Again, I think the core strategy taught by the book is not a good idea for most coaches (especially beginner coaches) — giving away long sessions of coaching to see if people are interested and then try to sell them. Spending 2 hours with intensive coaching (yet doing it for free!) will pretty much wipe me out for the rest of the day. Bad use of time.

If you want to give away coaching, consider the Tapering Strategy for Client Enrollment instead.

So, instead of using The Prosperous Coach to make yourself and others feel on the hook for some kind of reciprocity, it’s better to have shorter exploratory conversations after they inquire with interest about your work.

How we get them to inquire is via authentic content on a consistent basis, which increases our creativity and knowledge about our field, as well as serving thousands of people and having the right people reach out about our work.

Let your free content do the heavy lifting for you 24 hours a day, 7 days a week. Every piece of content you create could benefit dozens, or maybe hundreds of people (some of it will benefit thousands), allowing many people to get to know (without you having to talk to them) so that when they are ready, they come to you.

2024 Update:

I’m going to try to work through the book more carefully this time, and will post my thoughts in this tweet thread: an experienced business coach reviews “The Prosperous Coach” book.



George Kao

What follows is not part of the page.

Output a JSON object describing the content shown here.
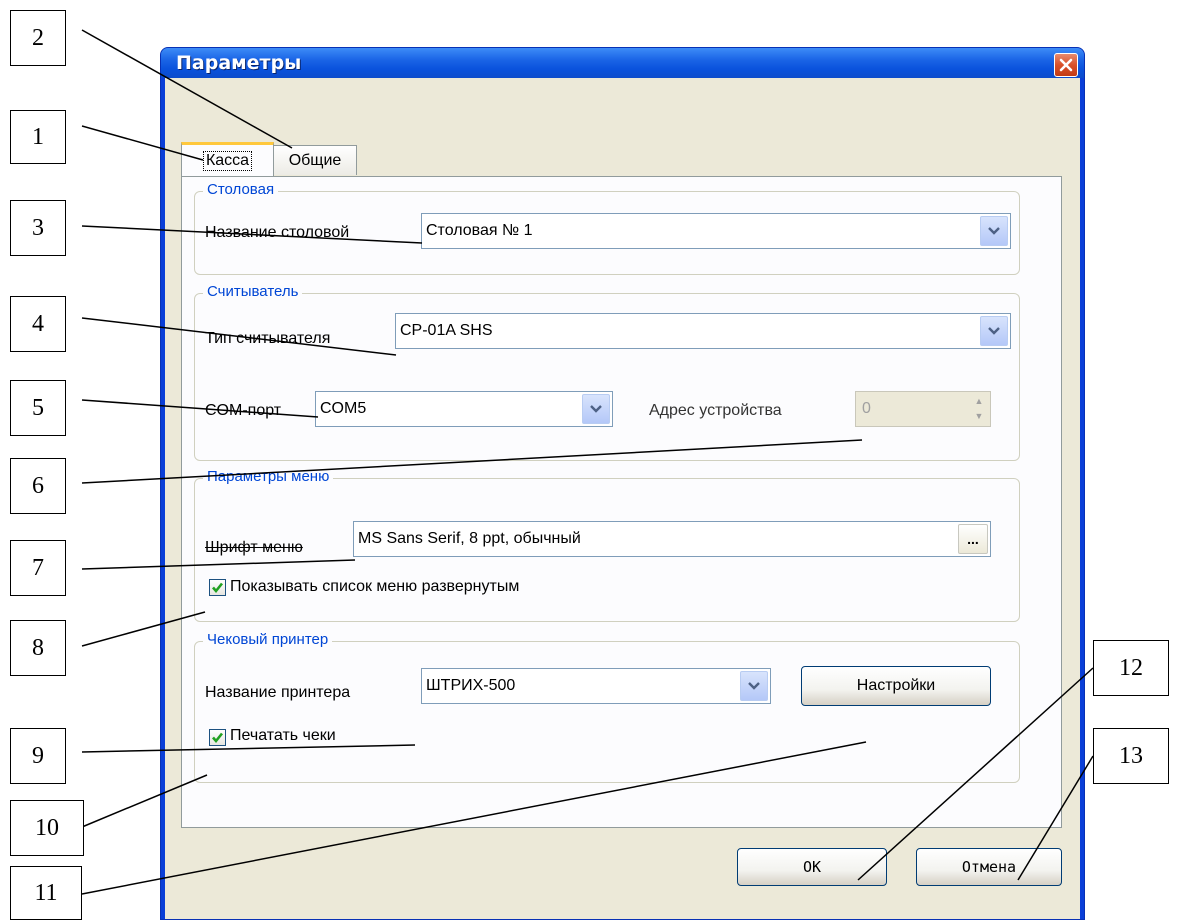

Authentic Business Coach & Author of 4 Books including "Authentic Content Marketing" and "Joyful Productivity" https://www.GeorgeKao.com